Rare Flora Danica flatware service and an exceptional pair of French commodes among top draws in Heritage sale

Broadway, doors closed and stages empty, fears an uncertain future

Young Jordanians on lockdown showcase 'talent from home' for hit contest

Zev Buffman, prolific theatrical producer, is dead at 89

International Print Center New York announces Five Projects

Historic New England names Vin Cipolla next President and CEO

Christie's and amfAR partner to raise critical funds for COVID-19 research

Shelburne Museum to close for summer due to COVID-19

Damien Hirst and Snapchat launch new spin art lens

Gallery NAGA opens solo exhibitions of works by Nicole Chesney and Rick Fox

Los Angeles funders unite to create Relief Fund for Visual Artists

Waddesdon Manor offers free beautiful backdrops for virtual meetings

Top Graded Tamil Songs Collection

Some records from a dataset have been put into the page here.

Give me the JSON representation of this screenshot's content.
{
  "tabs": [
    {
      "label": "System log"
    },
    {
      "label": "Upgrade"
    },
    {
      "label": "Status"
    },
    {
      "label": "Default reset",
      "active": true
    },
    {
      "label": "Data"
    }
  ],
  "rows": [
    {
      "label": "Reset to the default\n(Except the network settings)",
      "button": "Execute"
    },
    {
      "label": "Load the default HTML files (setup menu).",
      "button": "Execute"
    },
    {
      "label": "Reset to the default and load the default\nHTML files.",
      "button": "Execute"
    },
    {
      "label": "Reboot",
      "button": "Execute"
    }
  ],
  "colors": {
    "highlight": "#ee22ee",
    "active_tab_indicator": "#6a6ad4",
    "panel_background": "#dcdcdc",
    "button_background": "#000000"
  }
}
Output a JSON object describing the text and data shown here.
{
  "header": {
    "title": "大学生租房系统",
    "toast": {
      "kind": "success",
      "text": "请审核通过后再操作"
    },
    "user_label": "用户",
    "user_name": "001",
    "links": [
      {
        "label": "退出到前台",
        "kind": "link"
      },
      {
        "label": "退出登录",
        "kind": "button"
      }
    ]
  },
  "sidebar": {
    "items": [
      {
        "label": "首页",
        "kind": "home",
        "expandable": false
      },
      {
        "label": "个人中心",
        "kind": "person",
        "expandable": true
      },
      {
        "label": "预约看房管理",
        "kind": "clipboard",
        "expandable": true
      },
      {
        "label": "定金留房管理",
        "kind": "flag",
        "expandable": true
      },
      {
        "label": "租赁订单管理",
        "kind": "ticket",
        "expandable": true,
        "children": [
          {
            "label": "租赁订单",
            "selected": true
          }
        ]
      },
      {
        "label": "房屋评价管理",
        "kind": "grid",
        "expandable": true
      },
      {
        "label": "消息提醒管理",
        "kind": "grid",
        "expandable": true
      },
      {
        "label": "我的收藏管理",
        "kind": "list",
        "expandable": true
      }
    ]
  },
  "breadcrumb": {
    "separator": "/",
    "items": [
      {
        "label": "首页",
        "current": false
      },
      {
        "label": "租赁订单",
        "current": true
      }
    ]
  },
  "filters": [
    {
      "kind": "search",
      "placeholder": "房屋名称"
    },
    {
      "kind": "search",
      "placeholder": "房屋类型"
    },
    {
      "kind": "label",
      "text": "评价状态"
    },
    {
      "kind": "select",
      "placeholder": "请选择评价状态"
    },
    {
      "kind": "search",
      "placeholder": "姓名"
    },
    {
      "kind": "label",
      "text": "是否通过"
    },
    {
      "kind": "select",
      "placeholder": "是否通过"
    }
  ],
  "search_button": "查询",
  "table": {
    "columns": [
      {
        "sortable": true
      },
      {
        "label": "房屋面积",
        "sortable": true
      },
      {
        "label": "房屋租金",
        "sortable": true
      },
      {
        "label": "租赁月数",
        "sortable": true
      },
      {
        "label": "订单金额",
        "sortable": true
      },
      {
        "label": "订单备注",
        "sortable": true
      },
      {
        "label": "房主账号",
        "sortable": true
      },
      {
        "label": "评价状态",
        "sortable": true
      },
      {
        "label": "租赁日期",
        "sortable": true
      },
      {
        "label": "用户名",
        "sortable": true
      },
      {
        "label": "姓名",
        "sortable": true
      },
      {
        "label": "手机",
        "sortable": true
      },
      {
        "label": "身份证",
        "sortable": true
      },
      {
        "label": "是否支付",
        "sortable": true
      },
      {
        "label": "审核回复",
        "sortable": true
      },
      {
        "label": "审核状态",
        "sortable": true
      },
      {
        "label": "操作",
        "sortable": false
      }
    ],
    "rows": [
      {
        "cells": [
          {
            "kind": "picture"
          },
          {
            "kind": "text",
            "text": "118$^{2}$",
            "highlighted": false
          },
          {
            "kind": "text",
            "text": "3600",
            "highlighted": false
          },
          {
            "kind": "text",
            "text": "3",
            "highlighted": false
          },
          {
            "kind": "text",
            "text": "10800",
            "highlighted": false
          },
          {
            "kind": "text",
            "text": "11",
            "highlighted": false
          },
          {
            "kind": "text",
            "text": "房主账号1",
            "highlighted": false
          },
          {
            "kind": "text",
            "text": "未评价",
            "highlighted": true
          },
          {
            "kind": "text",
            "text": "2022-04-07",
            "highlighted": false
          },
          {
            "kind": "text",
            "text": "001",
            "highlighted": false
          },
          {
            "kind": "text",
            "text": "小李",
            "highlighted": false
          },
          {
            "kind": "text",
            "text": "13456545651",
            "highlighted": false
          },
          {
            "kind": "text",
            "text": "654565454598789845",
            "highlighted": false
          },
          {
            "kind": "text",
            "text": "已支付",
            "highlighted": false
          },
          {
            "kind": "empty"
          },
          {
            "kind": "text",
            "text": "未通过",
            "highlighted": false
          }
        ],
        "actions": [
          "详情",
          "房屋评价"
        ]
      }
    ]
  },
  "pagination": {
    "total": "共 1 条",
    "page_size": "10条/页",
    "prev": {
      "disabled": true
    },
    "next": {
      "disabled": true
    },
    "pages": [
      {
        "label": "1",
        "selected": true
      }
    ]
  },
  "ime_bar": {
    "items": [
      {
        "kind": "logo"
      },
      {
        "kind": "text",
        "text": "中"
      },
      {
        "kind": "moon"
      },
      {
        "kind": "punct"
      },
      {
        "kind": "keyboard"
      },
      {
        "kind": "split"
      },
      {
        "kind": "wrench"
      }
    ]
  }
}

Museums, Exhibits, Artists, Milestones, Digital Art, Architecture, Photography,
Photographers, Special Photos, Special Reports, Featured Stories, Auctions, Art Fairs,
Anecdotes, Art Quiz, Education, Mythology, 3D Images, Last Week, .


Ignacio Villarreal
(1941 - 2019)
Editor & Publisher: Jose Villarreal
Art Director: Juan José Sepúlveda Ramírez

Royalville Communications, Inc
Founder's Site. Hommage
to a Mexican poet.

The First Art Newspaper on the Net. The Best Versions Of Ave Maria Song Junco de la Vega Site Ignacio Villarreal Site
Tell a Friend
Dear User, please complete the form below in order to recommend the Artdaily newsletter to someone you know.
Please complete all fields marked *.
Sending Mail
Sending Successful